→ **WORK TO COMPLETE**: Everything in the listing below except the pictures should be reproduced exactly.

Segment Open

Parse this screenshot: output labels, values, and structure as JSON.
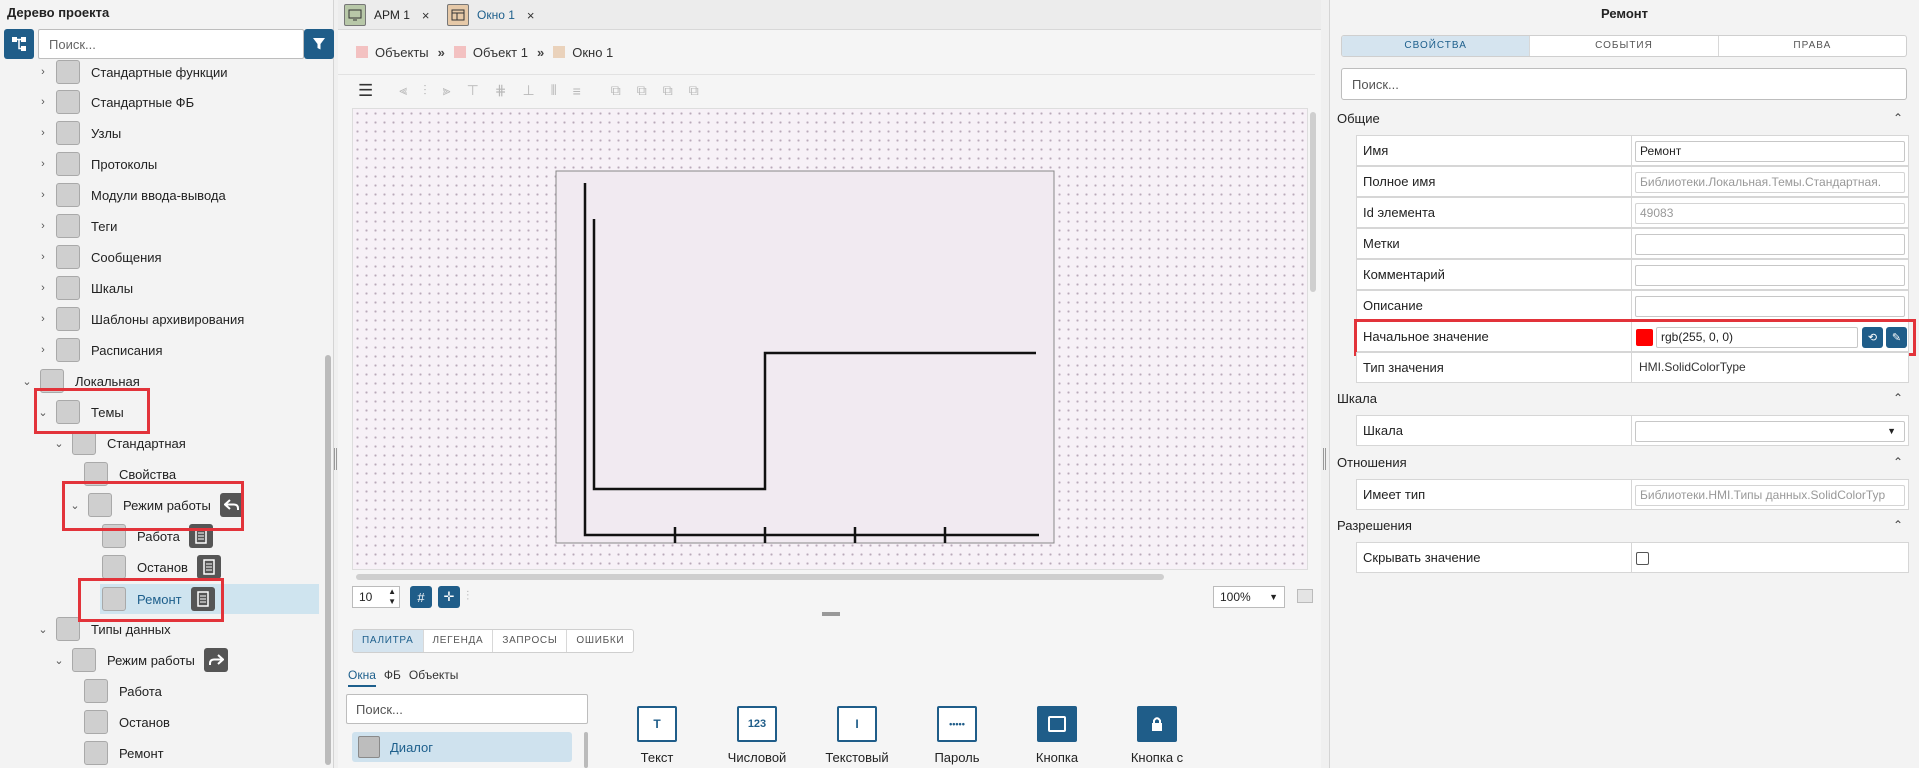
{
  "left": {
    "title": "Дерево проекта",
    "search_placeholder": "Поиск...",
    "tree": [
      {
        "label": "Стандартные функции"
      },
      {
        "label": "Стандартные ФБ"
      },
      {
        "label": "Узлы"
      },
      {
        "label": "Протоколы"
      },
      {
        "label": "Модули ввода-вывода"
      },
      {
        "label": "Теги"
      },
      {
        "label": "Сообщения"
      },
      {
        "label": "Шкалы"
      },
      {
        "label": "Шаблоны архивирования"
      },
      {
        "label": "Расписания"
      },
      {
        "label": "Локальная"
      },
      {
        "label": "Темы"
      },
      {
        "label": "Стандартная"
      },
      {
        "label": "Свойства"
      },
      {
        "label": "Режим работы"
      },
      {
        "label": "Работа"
      },
      {
        "label": "Останов"
      },
      {
        "label": "Ремонт"
      },
      {
        "label": "Типы данных"
      },
      {
        "label": "Режим работы"
      },
      {
        "label": "Работа"
      },
      {
        "label": "Останов"
      },
      {
        "label": "Ремонт"
      }
    ]
  },
  "center": {
    "tabs": [
      {
        "label": "АРМ 1",
        "close": "×"
      },
      {
        "label": "Окно 1",
        "close": "×"
      }
    ],
    "breadcrumb": {
      "items": [
        "Объекты",
        "Объект 1",
        "Окно 1"
      ],
      "separator": "»"
    },
    "grid_size": "10",
    "zoom": "100%",
    "panel_tabs": [
      "ПАЛИТРА",
      "ЛЕГЕНДА",
      "ЗАПРОСЫ",
      "ОШИБКИ"
    ],
    "sub_tabs": [
      "Окна",
      "ФБ",
      "Объекты"
    ],
    "palette_search_placeholder": "Поиск...",
    "palette_list_item": "Диалог",
    "palette_items": [
      {
        "label": "Текст",
        "icon": "T"
      },
      {
        "label": "Числовой",
        "icon": "123"
      },
      {
        "label": "Текстовый",
        "icon": "I"
      },
      {
        "label": "Пароль",
        "icon": "•••••"
      },
      {
        "label": "Кнопка",
        "icon": ""
      },
      {
        "label": "Кнопка с",
        "icon": "lock"
      }
    ]
  },
  "right": {
    "title": "Ремонт",
    "tabs": [
      "СВОЙСТВА",
      "СОБЫТИЯ",
      "ПРАВА"
    ],
    "search_placeholder": "Поиск...",
    "sections": {
      "general": "Общие",
      "scale": "Шкала",
      "relations": "Отношения",
      "permissions": "Разрешения"
    },
    "props": {
      "name": {
        "label": "Имя",
        "value": "Ремонт"
      },
      "fullname": {
        "label": "Полное имя",
        "value": "Библиотеки.Локальная.Темы.Стандартная."
      },
      "id": {
        "label": "Id элемента",
        "value": "49083"
      },
      "tags": {
        "label": "Метки",
        "value": ""
      },
      "comment": {
        "label": "Комментарий",
        "value": ""
      },
      "description": {
        "label": "Описание",
        "value": ""
      },
      "initial": {
        "label": "Начальное значение",
        "value": "rgb(255, 0, 0)",
        "color": "#ff0000"
      },
      "valtype": {
        "label": "Тип значения",
        "value": "HMI.SolidColorType"
      },
      "scale": {
        "label": "Шкала",
        "value": ""
      },
      "hastype": {
        "label": "Имеет тип",
        "value": "Библиотеки.HMI.Типы данных.SolidColorTyp"
      },
      "hide": {
        "label": "Скрывать значение",
        "checked": false
      }
    }
  },
  "colors": {
    "accent": "#1f5d89",
    "highlight": "#e2333a",
    "selected": "#cfe4ef"
  }
}
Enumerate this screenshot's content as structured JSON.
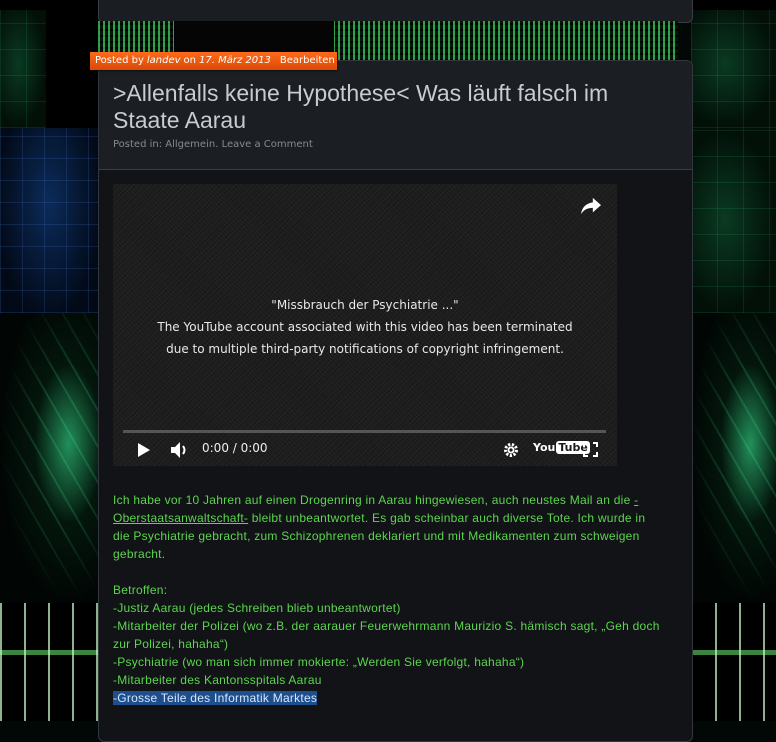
{
  "meta": {
    "posted_by_label": "Posted by",
    "author": "landev",
    "on_label": "on",
    "date": "17. März 2013",
    "edit_label": "Bearbeiten"
  },
  "post": {
    "title": ">Allenfalls keine Hypothese< Was läuft falsch im Staate Aarau",
    "posted_in_label": "Posted in:",
    "category": "Allgemein.",
    "comment_link": "Leave a Comment"
  },
  "video": {
    "title": "\"Missbrauch der Psychiatrie ...\"",
    "message_line1": "The YouTube account associated with this video has been terminated",
    "message_line2": "due to multiple third-party notifications of copyright infringement.",
    "time": "0:00 / 0:00",
    "logo_you": "You",
    "logo_tube": "Tube"
  },
  "content": {
    "para1_before": "Ich habe vor 10 Jahren auf einen Drogenring in Aarau hingewiesen, auch neustes Mail an die ",
    "para1_link": "-Oberstaatsanwaltschaft-",
    "para1_after": " bleibt unbeantwortet. Es gab scheinbar auch diverse Tote. Ich wurde in die Psychiatrie gebracht, zum Schizophrenen deklariert und mit Medikamenten zum schweigen gebracht.",
    "affected_heading": "Betroffen:",
    "affected": [
      "-Justiz Aarau (jedes Schreiben blieb unbeantwortet)",
      "-Mitarbeiter der Polizei (wo z.B. der aarauer Feuerwehrmann Maurizio S. hämisch sagt, „Geh doch zur Polizei, hahaha“)",
      "-Psychiatrie (wo man sich immer mokierte: „Werden Sie verfolgt, hahaha“)",
      "-Mitarbeiter des Kantonsspitals Aarau"
    ],
    "selected_line": "-Grosse Teile des Informatik Marktes"
  },
  "colors": {
    "accent_orange": "#e85a10",
    "text_green": "#5bd64d",
    "selection": "#1d4f8c"
  }
}
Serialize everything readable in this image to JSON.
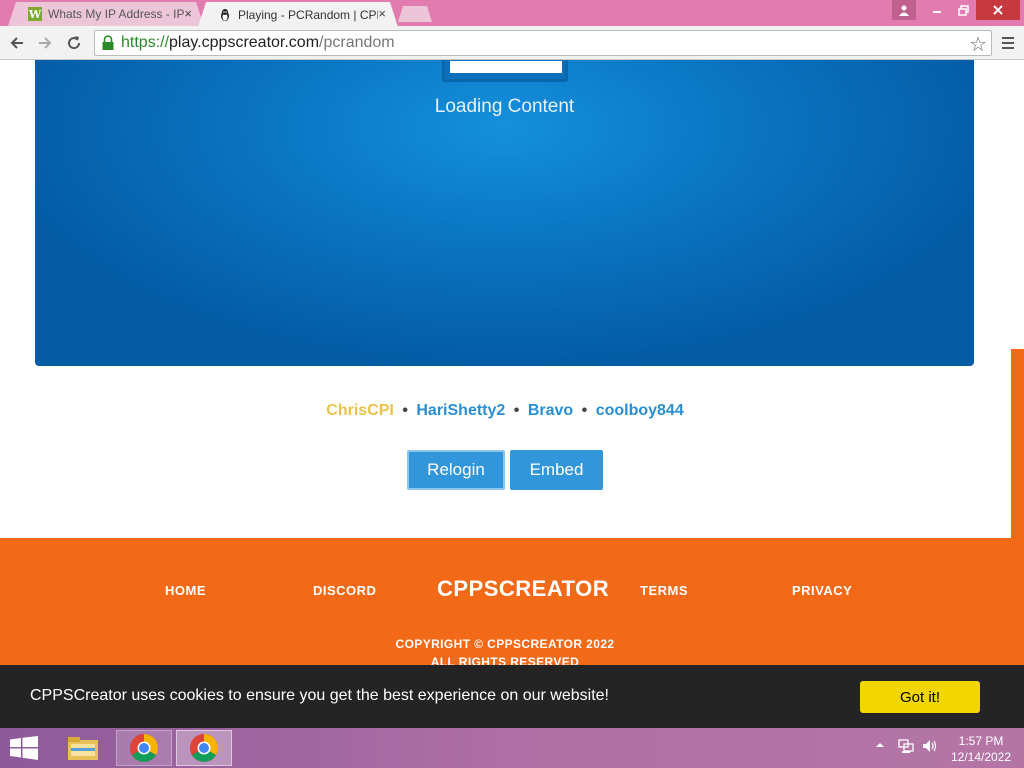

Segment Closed

→ **RESULT**:
Parse this screenshot: output labels, values, and structure as JSON.
{
  "left": {
    "title": "Дерево проекта",
    "search_placeholder": "Поиск...",
    "tree": [
      {
        "label": "Стандартные функции"
      },
      {
        "label": "Стандартные ФБ"
      },
      {
        "label": "Узлы"
      },
      {
        "label": "Протоколы"
      },
      {
        "label": "Модули ввода-вывода"
      },
      {
        "label": "Теги"
      },
      {
        "label": "Сообщения"
      },
      {
        "label": "Шкалы"
      },
      {
        "label": "Шаблоны архивирования"
      },
      {
        "label": "Расписания"
      },
      {
        "label": "Локальная"
      },
      {
        "label": "Темы"
      },
      {
        "label": "Стандартная"
      },
      {
        "label": "Свойства"
      },
      {
        "label": "Режим работы"
      },
      {
        "label": "Работа"
      },
      {
        "label": "Останов"
      },
      {
        "label": "Ремонт"
      },
      {
        "label": "Типы данных"
      },
      {
        "label": "Режим работы"
      },
      {
        "label": "Работа"
      },
      {
        "label": "Останов"
      },
      {
        "label": "Ремонт"
      }
    ]
  },
  "center": {
    "tabs": [
      {
        "label": "АРМ 1",
        "close": "×"
      },
      {
        "label": "Окно 1",
        "close": "×"
      }
    ],
    "breadcrumb": {
      "items": [
        "Объекты",
        "Объект 1",
        "Окно 1"
      ],
      "separator": "»"
    },
    "grid_size": "10",
    "zoom": "100%",
    "panel_tabs": [
      "ПАЛИТРА",
      "ЛЕГЕНДА",
      "ЗАПРОСЫ",
      "ОШИБКИ"
    ],
    "sub_tabs": [
      "Окна",
      "ФБ",
      "Объекты"
    ],
    "palette_search_placeholder": "Поиск...",
    "palette_list_item": "Диалог",
    "palette_items": [
      {
        "label": "Текст",
        "icon": "T"
      },
      {
        "label": "Числовой",
        "icon": "123"
      },
      {
        "label": "Текстовый",
        "icon": "I"
      },
      {
        "label": "Пароль",
        "icon": "•••••"
      },
      {
        "label": "Кнопка",
        "icon": ""
      },
      {
        "label": "Кнопка с",
        "icon": "lock"
      }
    ]
  },
  "right": {
    "title": "Ремонт",
    "tabs": [
      "СВОЙСТВА",
      "СОБЫТИЯ",
      "ПРАВА"
    ],
    "search_placeholder": "Поиск...",
    "sections": {
      "general": "Общие",
      "scale": "Шкала",
      "relations": "Отношения",
      "permissions": "Разрешения"
    },
    "props": {
      "name": {
        "label": "Имя",
        "value": "Ремонт"
      },
      "fullname": {
        "label": "Полное имя",
        "value": "Библиотеки.Локальная.Темы.Стандартная."
      },
      "id": {
        "label": "Id элемента",
        "value": "49083"
      },
      "tags": {
        "label": "Метки",
        "value": ""
      },
      "comment": {
        "label": "Комментарий",
        "value": ""
      },
      "description": {
        "label": "Описание",
        "value": ""
      },
      "initial": {
        "label": "Начальное значение",
        "value": "rgb(255, 0, 0)",
        "color": "#ff0000"
      },
      "valtype": {
        "label": "Тип значения",
        "value": "HMI.SolidColorType"
      },
      "scale": {
        "label": "Шкала",
        "value": ""
      },
      "hastype": {
        "label": "Имеет тип",
        "value": "Библиотеки.HMI.Типы данных.SolidColorTyp"
      },
      "hide": {
        "label": "Скрывать значение",
        "checked": false
      }
    }
  },
  "colors": {
    "accent": "#1f5d89",
    "highlight": "#e2333a",
    "selected": "#cfe4ef"
  }
}
Enumerate this screenshot's content as structured JSON.
{
  "meta": {
    "posted_by_label": "Posted by",
    "author": "landev",
    "on_label": "on",
    "date": "17. März 2013",
    "edit_label": "Bearbeiten"
  },
  "post": {
    "title": ">Allenfalls keine Hypothese< Was läuft falsch im Staate Aarau",
    "posted_in_label": "Posted in:",
    "category": "Allgemein.",
    "comment_link": "Leave a Comment"
  },
  "video": {
    "title": "\"Missbrauch der Psychiatrie ...\"",
    "message_line1": "The YouTube account associated with this video has been terminated",
    "message_line2": "due to multiple third-party notifications of copyright infringement.",
    "time": "0:00 / 0:00",
    "logo_you": "You",
    "logo_tube": "Tube"
  },
  "content": {
    "para1_before": "Ich habe vor 10 Jahren auf einen Drogenring in Aarau hingewiesen, auch neustes Mail an die ",
    "para1_link": "-Oberstaatsanwaltschaft-",
    "para1_after": " bleibt unbeantwortet. Es gab scheinbar auch diverse Tote. Ich wurde in die Psychiatrie gebracht, zum Schizophrenen deklariert und mit Medikamenten zum schweigen gebracht.",
    "affected_heading": "Betroffen:",
    "affected": [
      "-Justiz Aarau (jedes Schreiben blieb unbeantwortet)",
      "-Mitarbeiter der Polizei (wo z.B. der aarauer Feuerwehrmann Maurizio S. hämisch sagt, „Geh doch zur Polizei, hahaha“)",
      "-Psychiatrie (wo man sich immer mokierte: „Werden Sie verfolgt, hahaha“)",
      "-Mitarbeiter des Kantonsspitals Aarau"
    ],
    "selected_line": "-Grosse Teile des Informatik Marktes"
  },
  "colors": {
    "accent_orange": "#e85a10",
    "text_green": "#5bd64d",
    "selection": "#1d4f8c"
  }
}
Serialize everything readable in this image to JSON.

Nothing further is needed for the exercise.